• Your goal
Pictures excluded, return every entry exactly, please.

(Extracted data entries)

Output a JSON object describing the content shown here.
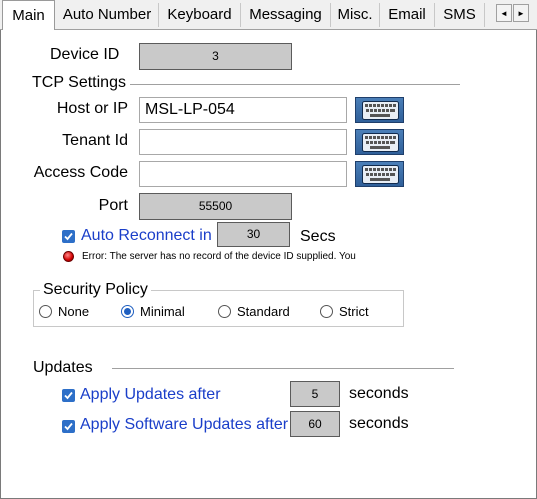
{
  "tabs": [
    {
      "label": "Main",
      "active": true
    },
    {
      "label": "Auto Number"
    },
    {
      "label": "Keyboard"
    },
    {
      "label": "Messaging"
    },
    {
      "label": "Misc."
    },
    {
      "label": "Email"
    },
    {
      "label": "SMS"
    }
  ],
  "tab_scroll": {
    "left_glyph": "◄",
    "right_glyph": "►"
  },
  "device": {
    "label": "Device ID",
    "value": "3"
  },
  "tcp": {
    "section_title": "TCP Settings",
    "host_label": "Host or IP",
    "host_value": "MSL-LP-054",
    "tenant_label": "Tenant Id",
    "tenant_value": "",
    "access_label": "Access Code",
    "access_value": "",
    "port_label": "Port",
    "port_value": "55500",
    "keyboard_icon": "keyboard-icon",
    "auto_reconnect": {
      "label": "Auto Reconnect in",
      "checked": true,
      "value": "30",
      "unit": "Secs"
    },
    "error_text": "Error: The server has no record of the device ID supplied. You"
  },
  "security": {
    "title": "Security Policy",
    "options": [
      {
        "label": "None",
        "selected": false
      },
      {
        "label": "Minimal",
        "selected": true
      },
      {
        "label": "Standard",
        "selected": false
      },
      {
        "label": "Strict",
        "selected": false
      }
    ]
  },
  "updates": {
    "title": "Updates",
    "apply_updates": {
      "label": "Apply Updates after",
      "checked": true,
      "value": "5",
      "unit": "seconds"
    },
    "apply_software": {
      "label": "Apply Software Updates after",
      "checked": true,
      "value": "60",
      "unit": "seconds"
    }
  },
  "colors": {
    "accent": "#2d6fc8",
    "link_text": "#1a3ec9",
    "readonly_bg": "#c9c9c9",
    "error": "#d30000"
  }
}
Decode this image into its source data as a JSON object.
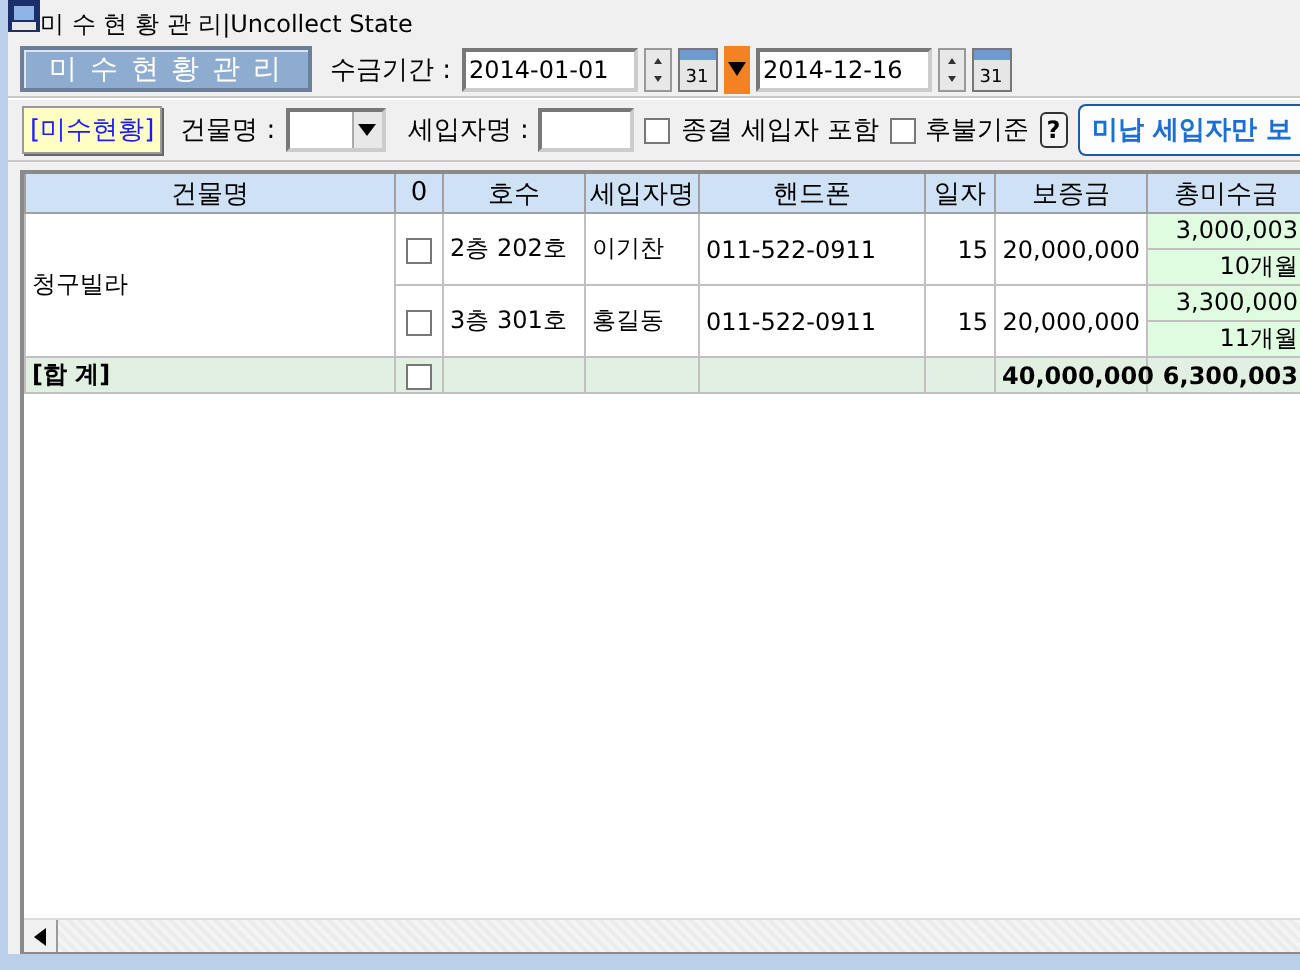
{
  "window": {
    "title": "미 수 현 황 관 리",
    "separator": "|",
    "subtitle": "Uncollect State"
  },
  "toolbar": {
    "heading": "미 수 현 황 관 리",
    "period_label": "수금기간 :",
    "start_date": "2014-01-01",
    "start_calendar": "31",
    "end_date": "2014-12-16",
    "end_calendar": "31"
  },
  "filters": {
    "status_tag": "[미수현황]",
    "building_label": "건물명 :",
    "tenant_label": "세입자명 :",
    "checkboxes": [
      {
        "label": "종결 세입자 포함",
        "checked": false
      },
      {
        "label": "후불기준",
        "checked": false
      }
    ],
    "help": "?",
    "unpaid_button": "미납 세입자만 보"
  },
  "grid": {
    "columns": [
      "건물명",
      "0",
      "호수",
      "세입자명",
      "핸드폰",
      "일자",
      "보증금",
      "총미수금"
    ],
    "groups": [
      {
        "building": "청구빌라",
        "units": [
          {
            "checked": false,
            "unit": "2층 202호",
            "tenant": "이기찬",
            "phone": "011-522-0911",
            "day": "15",
            "deposit": "20,000,000",
            "unpaid": "3,000,003",
            "months": "10개월"
          },
          {
            "checked": false,
            "unit": "3층 301호",
            "tenant": "홍길동",
            "phone": "011-522-0911",
            "day": "15",
            "deposit": "20,000,000",
            "unpaid": "3,300,000",
            "months": "11개월"
          }
        ]
      }
    ],
    "total": {
      "label": "[합 계]",
      "checked": false,
      "deposit": "40,000,000",
      "unpaid": "6,300,003"
    }
  }
}
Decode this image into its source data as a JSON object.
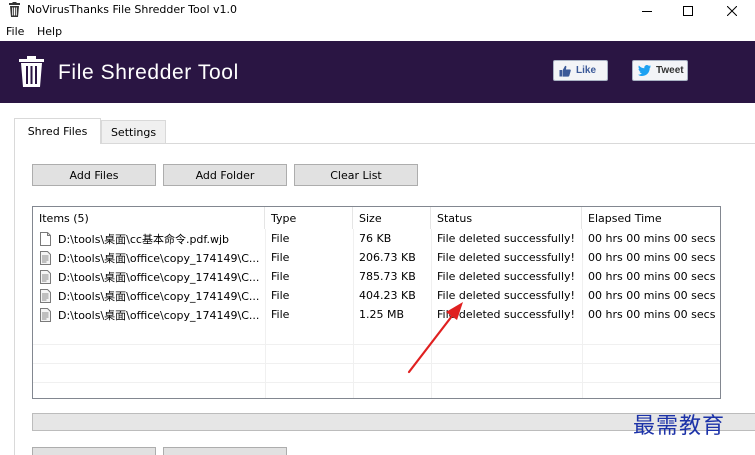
{
  "window": {
    "title": "NoVirusThanks File Shredder Tool v1.0",
    "controls": {
      "minimize": "minimize-icon",
      "maximize": "maximize-icon",
      "close": "close-icon"
    }
  },
  "menu": {
    "items": [
      "File",
      "Help"
    ]
  },
  "header": {
    "app_title": "File Shredder Tool",
    "like_label": "Like",
    "tweet_label": "Tweet",
    "background_color": "#2a1543"
  },
  "tabs": [
    {
      "label": "Shred Files",
      "active": true
    },
    {
      "label": "Settings",
      "active": false
    }
  ],
  "toolbar": {
    "add_files": "Add Files",
    "add_folder": "Add Folder",
    "clear_list": "Clear List"
  },
  "list": {
    "columns": [
      "Items (5)",
      "Type",
      "Size",
      "Status",
      "Elapsed Time"
    ],
    "rows": [
      {
        "item": "D:\\tools\\桌面\\cc基本命令.pdf.wjb",
        "type": "File",
        "size": "76 KB",
        "status": "File deleted successfully!",
        "elapsed": "00 hrs 00 mins 00 secs",
        "icon": "blank-document-icon"
      },
      {
        "item": "D:\\tools\\桌面\\office\\copy_174149\\C...",
        "type": "File",
        "size": "206.73 KB",
        "status": "File deleted successfully!",
        "elapsed": "00 hrs 00 mins 00 secs",
        "icon": "text-document-icon"
      },
      {
        "item": "D:\\tools\\桌面\\office\\copy_174149\\C...",
        "type": "File",
        "size": "785.73 KB",
        "status": "File deleted successfully!",
        "elapsed": "00 hrs 00 mins 00 secs",
        "icon": "text-document-icon"
      },
      {
        "item": "D:\\tools\\桌面\\office\\copy_174149\\C...",
        "type": "File",
        "size": "404.23 KB",
        "status": "File deleted successfully!",
        "elapsed": "00 hrs 00 mins 00 secs",
        "icon": "text-document-icon"
      },
      {
        "item": "D:\\tools\\桌面\\office\\copy_174149\\C...",
        "type": "File",
        "size": "1.25 MB",
        "status": "File deleted successfully!",
        "elapsed": "00 hrs 00 mins 00 secs",
        "icon": "text-document-icon"
      }
    ]
  },
  "watermark": "最需教育",
  "annotation": {
    "arrow_color": "#e02020"
  }
}
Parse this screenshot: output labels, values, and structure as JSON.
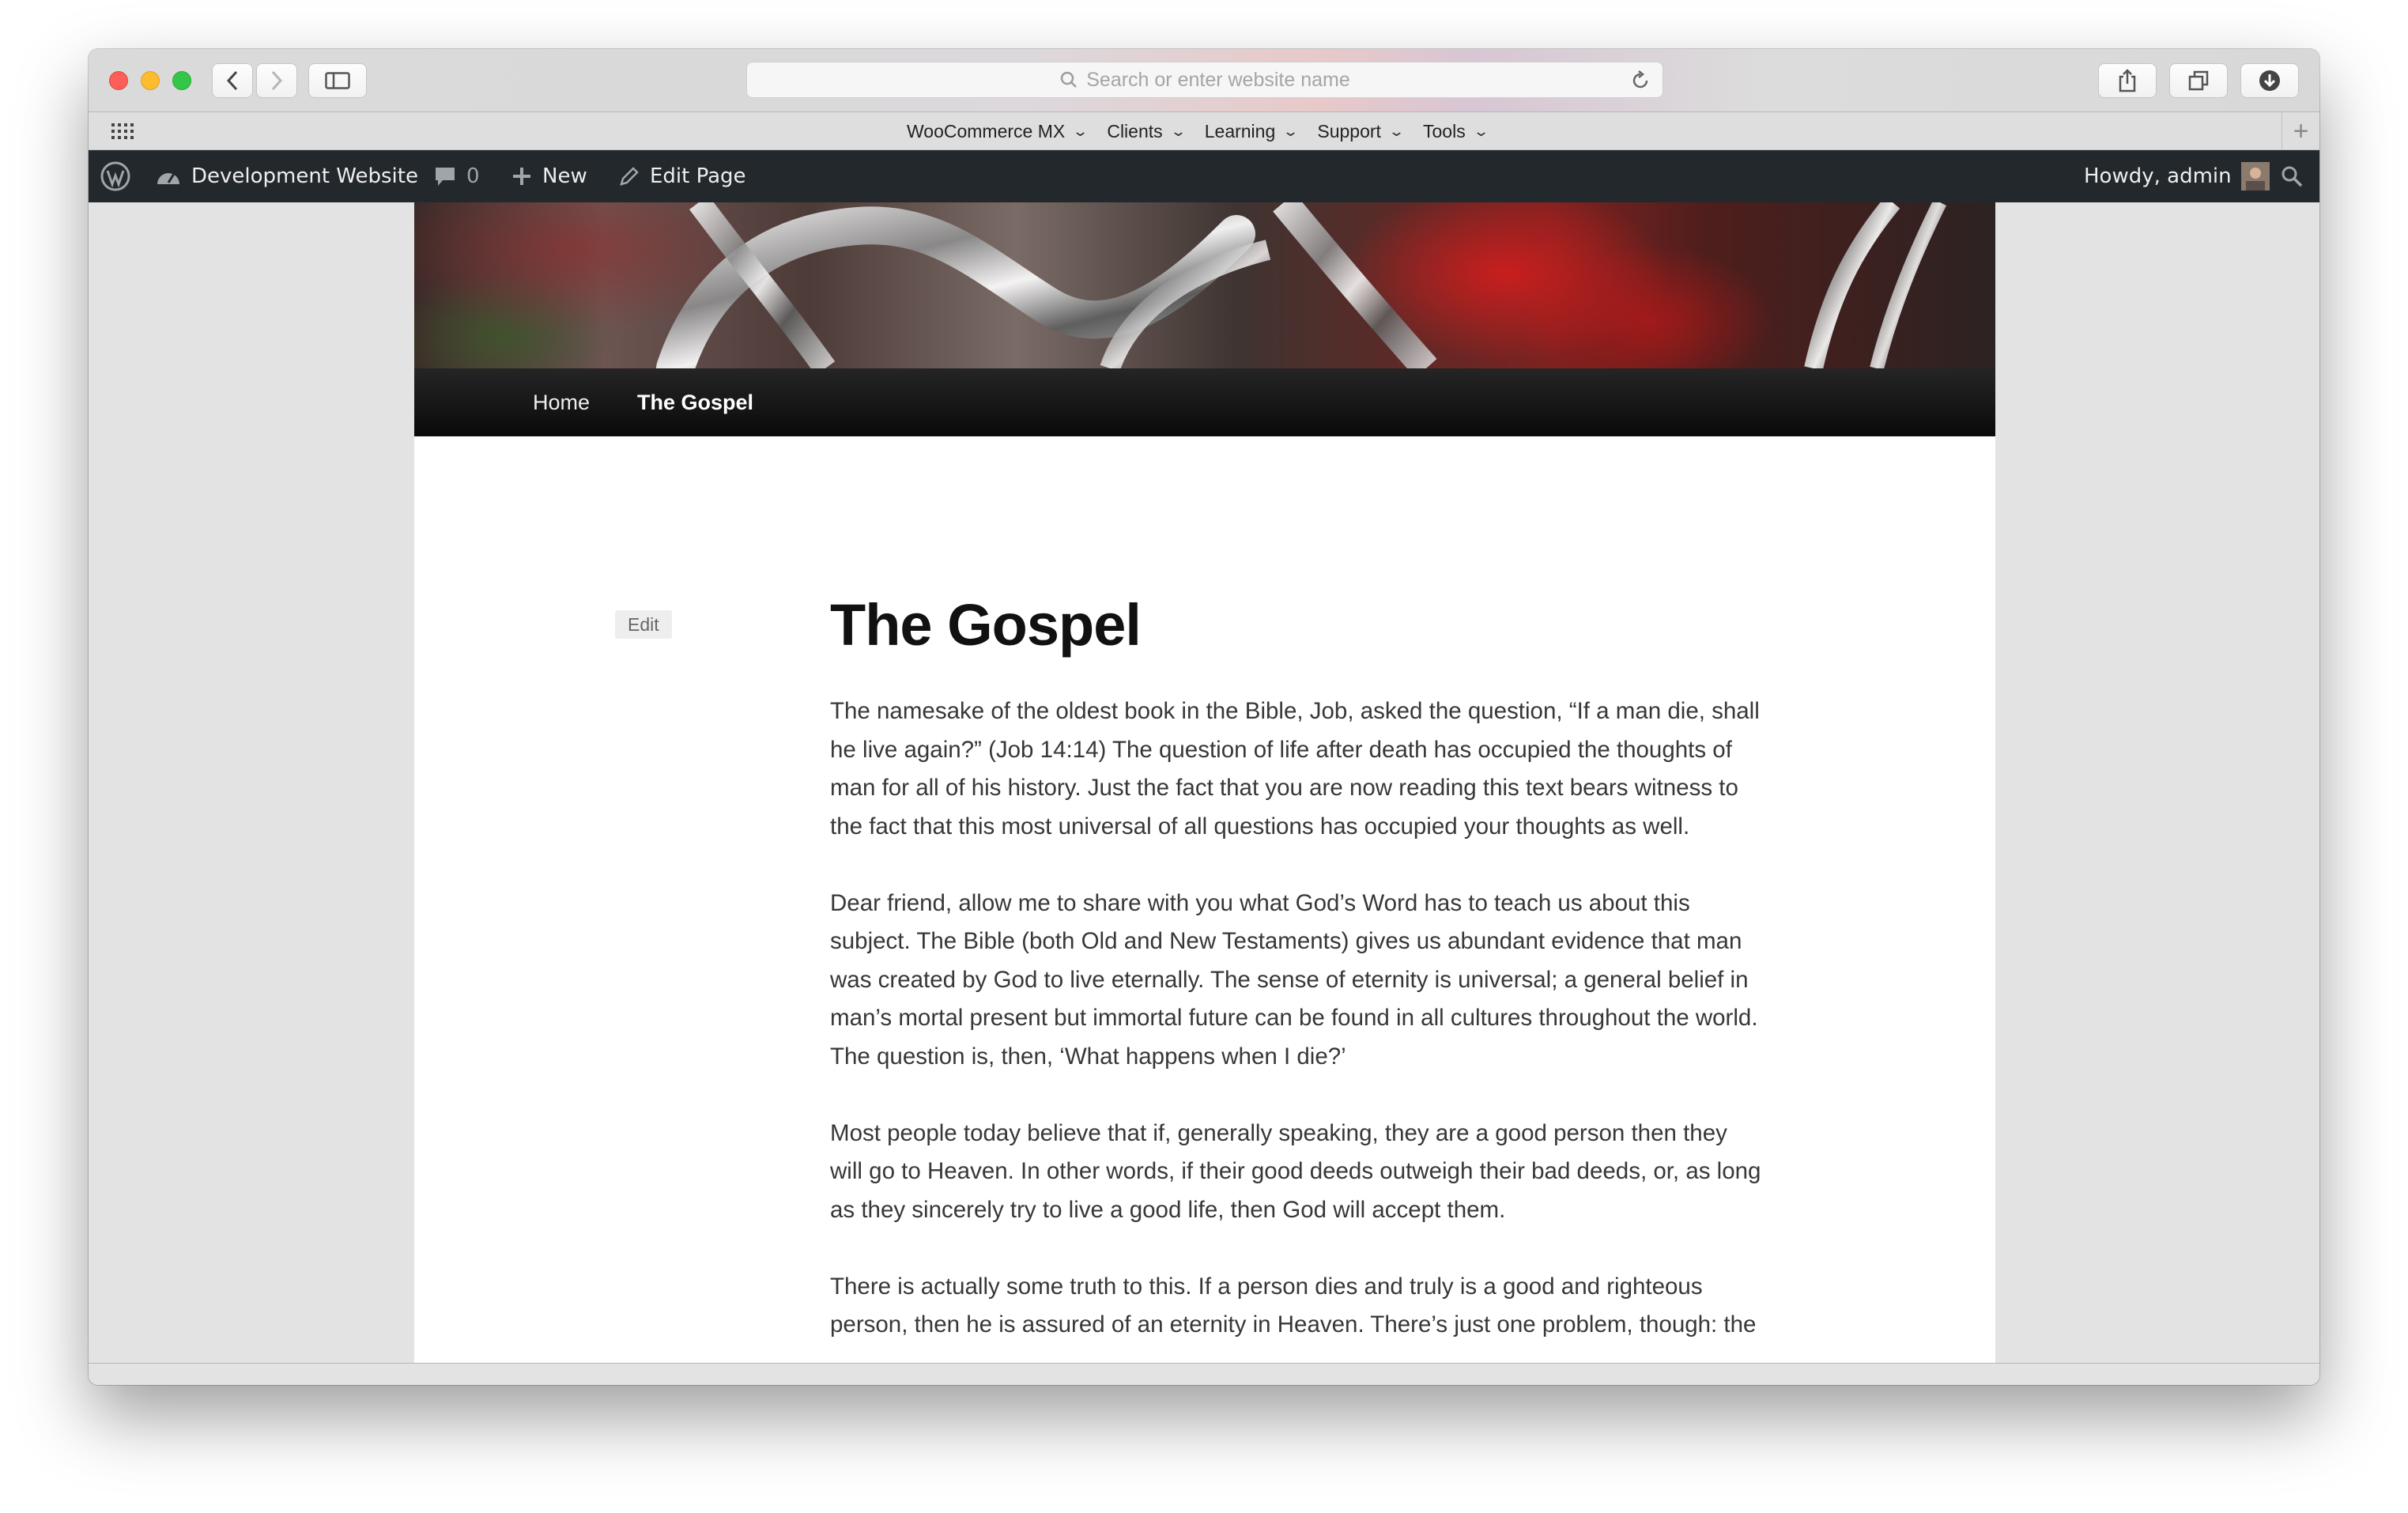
{
  "browser": {
    "address_placeholder": "Search or enter website name",
    "favorites": [
      {
        "label": "WooCommerce MX"
      },
      {
        "label": "Clients"
      },
      {
        "label": "Learning"
      },
      {
        "label": "Support"
      },
      {
        "label": "Tools"
      }
    ]
  },
  "adminbar": {
    "site_name": "Development Website",
    "comments_count": "0",
    "new_label": "New",
    "edit_page_label": "Edit Page",
    "greeting": "Howdy, admin"
  },
  "site": {
    "nav": [
      {
        "label": "Home",
        "current": false
      },
      {
        "label": "The Gospel",
        "current": true
      }
    ]
  },
  "post": {
    "edit_label": "Edit",
    "title": "The Gospel",
    "paragraphs": [
      "The namesake of the oldest book in the Bible, Job, asked the question, “If a man die, shall he live again?” (Job 14:14) The question of life after death has occupied the thoughts of man for all of his history. Just the fact that you are now reading this text bears witness to the fact that this most universal of all questions has occupied your thoughts as well.",
      "Dear friend, allow me to share with you what God’s Word has to teach us about this subject. The Bible (both Old and New Testaments) gives us abundant evidence that man was created by God to live eternally. The sense of eternity is universal; a general belief in man’s mortal present but immortal future can be found in all cultures throughout the world. The question is, then, ‘What happens when I die?’",
      "Most people today believe that if, generally speaking, they are a good person then they will go to Heaven. In other words, if their good deeds outweigh their bad deeds, or, as long as they sincerely try to live a good life, then God will accept them.",
      "There is actually some truth to this. If a person dies and truly is a good and righteous person, then he is assured of an eternity in Heaven. There’s just one problem, though: the"
    ]
  }
}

• Result
Output a JSON object describing the content shown here.
{
  "tabs": [
    {
      "label": "Main",
      "active": true
    },
    {
      "label": "Auto Number"
    },
    {
      "label": "Keyboard"
    },
    {
      "label": "Messaging"
    },
    {
      "label": "Misc."
    },
    {
      "label": "Email"
    },
    {
      "label": "SMS"
    }
  ],
  "tab_scroll": {
    "left_glyph": "◄",
    "right_glyph": "►"
  },
  "device": {
    "label": "Device ID",
    "value": "3"
  },
  "tcp": {
    "section_title": "TCP Settings",
    "host_label": "Host or IP",
    "host_value": "MSL-LP-054",
    "tenant_label": "Tenant Id",
    "tenant_value": "",
    "access_label": "Access Code",
    "access_value": "",
    "port_label": "Port",
    "port_value": "55500",
    "keyboard_icon": "keyboard-icon",
    "auto_reconnect": {
      "label": "Auto Reconnect in",
      "checked": true,
      "value": "30",
      "unit": "Secs"
    },
    "error_text": "Error: The server has no record of the device ID supplied. You"
  },
  "security": {
    "title": "Security Policy",
    "options": [
      {
        "label": "None",
        "selected": false
      },
      {
        "label": "Minimal",
        "selected": true
      },
      {
        "label": "Standard",
        "selected": false
      },
      {
        "label": "Strict",
        "selected": false
      }
    ]
  },
  "updates": {
    "title": "Updates",
    "apply_updates": {
      "label": "Apply Updates after",
      "checked": true,
      "value": "5",
      "unit": "seconds"
    },
    "apply_software": {
      "label": "Apply Software Updates after",
      "checked": true,
      "value": "60",
      "unit": "seconds"
    }
  },
  "colors": {
    "accent": "#2d6fc8",
    "link_text": "#1a3ec9",
    "readonly_bg": "#c9c9c9",
    "error": "#d30000"
  }
}
Decode this image into its source data as a JSON object.
{
  "window": {
    "title": "미 수 현 황 관 리",
    "separator": "|",
    "subtitle": "Uncollect State"
  },
  "toolbar": {
    "heading": "미 수 현 황 관 리",
    "period_label": "수금기간 :",
    "start_date": "2014-01-01",
    "start_calendar": "31",
    "end_date": "2014-12-16",
    "end_calendar": "31"
  },
  "filters": {
    "status_tag": "[미수현황]",
    "building_label": "건물명 :",
    "tenant_label": "세입자명 :",
    "checkboxes": [
      {
        "label": "종결 세입자 포함",
        "checked": false
      },
      {
        "label": "후불기준",
        "checked": false
      }
    ],
    "help": "?",
    "unpaid_button": "미납 세입자만 보"
  },
  "grid": {
    "columns": [
      "건물명",
      "0",
      "호수",
      "세입자명",
      "핸드폰",
      "일자",
      "보증금",
      "총미수금"
    ],
    "groups": [
      {
        "building": "청구빌라",
        "units": [
          {
            "checked": false,
            "unit": "2층 202호",
            "tenant": "이기찬",
            "phone": "011-522-0911",
            "day": "15",
            "deposit": "20,000,000",
            "unpaid": "3,000,003",
            "months": "10개월"
          },
          {
            "checked": false,
            "unit": "3층 301호",
            "tenant": "홍길동",
            "phone": "011-522-0911",
            "day": "15",
            "deposit": "20,000,000",
            "unpaid": "3,300,000",
            "months": "11개월"
          }
        ]
      }
    ],
    "total": {
      "label": "[합 계]",
      "checked": false,
      "deposit": "40,000,000",
      "unpaid": "6,300,003"
    }
  }
}
Decode this image into its source data as a JSON object.
{
  "window": {
    "title": "NoVirusThanks File Shredder Tool v1.0",
    "controls": {
      "minimize": "minimize-icon",
      "maximize": "maximize-icon",
      "close": "close-icon"
    }
  },
  "menu": {
    "items": [
      "File",
      "Help"
    ]
  },
  "header": {
    "app_title": "File Shredder Tool",
    "like_label": "Like",
    "tweet_label": "Tweet",
    "background_color": "#2a1543"
  },
  "tabs": [
    {
      "label": "Shred Files",
      "active": true
    },
    {
      "label": "Settings",
      "active": false
    }
  ],
  "toolbar": {
    "add_files": "Add Files",
    "add_folder": "Add Folder",
    "clear_list": "Clear List"
  },
  "list": {
    "columns": [
      "Items (5)",
      "Type",
      "Size",
      "Status",
      "Elapsed Time"
    ],
    "rows": [
      {
        "item": "D:\\tools\\桌面\\cc基本命令.pdf.wjb",
        "type": "File",
        "size": "76 KB",
        "status": "File deleted successfully!",
        "elapsed": "00 hrs 00 mins 00 secs",
        "icon": "blank-document-icon"
      },
      {
        "item": "D:\\tools\\桌面\\office\\copy_174149\\C...",
        "type": "File",
        "size": "206.73 KB",
        "status": "File deleted successfully!",
        "elapsed": "00 hrs 00 mins 00 secs",
        "icon": "text-document-icon"
      },
      {
        "item": "D:\\tools\\桌面\\office\\copy_174149\\C...",
        "type": "File",
        "size": "785.73 KB",
        "status": "File deleted successfully!",
        "elapsed": "00 hrs 00 mins 00 secs",
        "icon": "text-document-icon"
      },
      {
        "item": "D:\\tools\\桌面\\office\\copy_174149\\C...",
        "type": "File",
        "size": "404.23 KB",
        "status": "File deleted successfully!",
        "elapsed": "00 hrs 00 mins 00 secs",
        "icon": "text-document-icon"
      },
      {
        "item": "D:\\tools\\桌面\\office\\copy_174149\\C...",
        "type": "File",
        "size": "1.25 MB",
        "status": "File deleted successfully!",
        "elapsed": "00 hrs 00 mins 00 secs",
        "icon": "text-document-icon"
      }
    ]
  },
  "watermark": "最需教育",
  "annotation": {
    "arrow_color": "#e02020"
  }
}
Parse this screenshot: output labels, values, and structure as JSON.
{
  "browser": {
    "address_placeholder": "Search or enter website name",
    "favorites": [
      {
        "label": "WooCommerce MX"
      },
      {
        "label": "Clients"
      },
      {
        "label": "Learning"
      },
      {
        "label": "Support"
      },
      {
        "label": "Tools"
      }
    ]
  },
  "adminbar": {
    "site_name": "Development Website",
    "comments_count": "0",
    "new_label": "New",
    "edit_page_label": "Edit Page",
    "greeting": "Howdy, admin"
  },
  "site": {
    "nav": [
      {
        "label": "Home",
        "current": false
      },
      {
        "label": "The Gospel",
        "current": true
      }
    ]
  },
  "post": {
    "edit_label": "Edit",
    "title": "The Gospel",
    "paragraphs": [
      "The namesake of the oldest book in the Bible, Job, asked the question, “If a man die, shall he live again?” (Job 14:14) The question of life after death has occupied the thoughts of man for all of his history. Just the fact that you are now reading this text bears witness to the fact that this most universal of all questions has occupied your thoughts as well.",
      "Dear friend, allow me to share with you what God’s Word has to teach us about this subject. The Bible (both Old and New Testaments) gives us abundant evidence that man was created by God to live eternally. The sense of eternity is universal; a general belief in man’s mortal present but immortal future can be found in all cultures throughout the world. The question is, then, ‘What happens when I die?’",
      "Most people today believe that if, generally speaking, they are a good person then they will go to Heaven. In other words, if their good deeds outweigh their bad deeds, or, as long as they sincerely try to live a good life, then God will accept them.",
      "There is actually some truth to this. If a person dies and truly is a good and righteous person, then he is assured of an eternity in Heaven. There’s just one problem, though: the"
    ]
  }
}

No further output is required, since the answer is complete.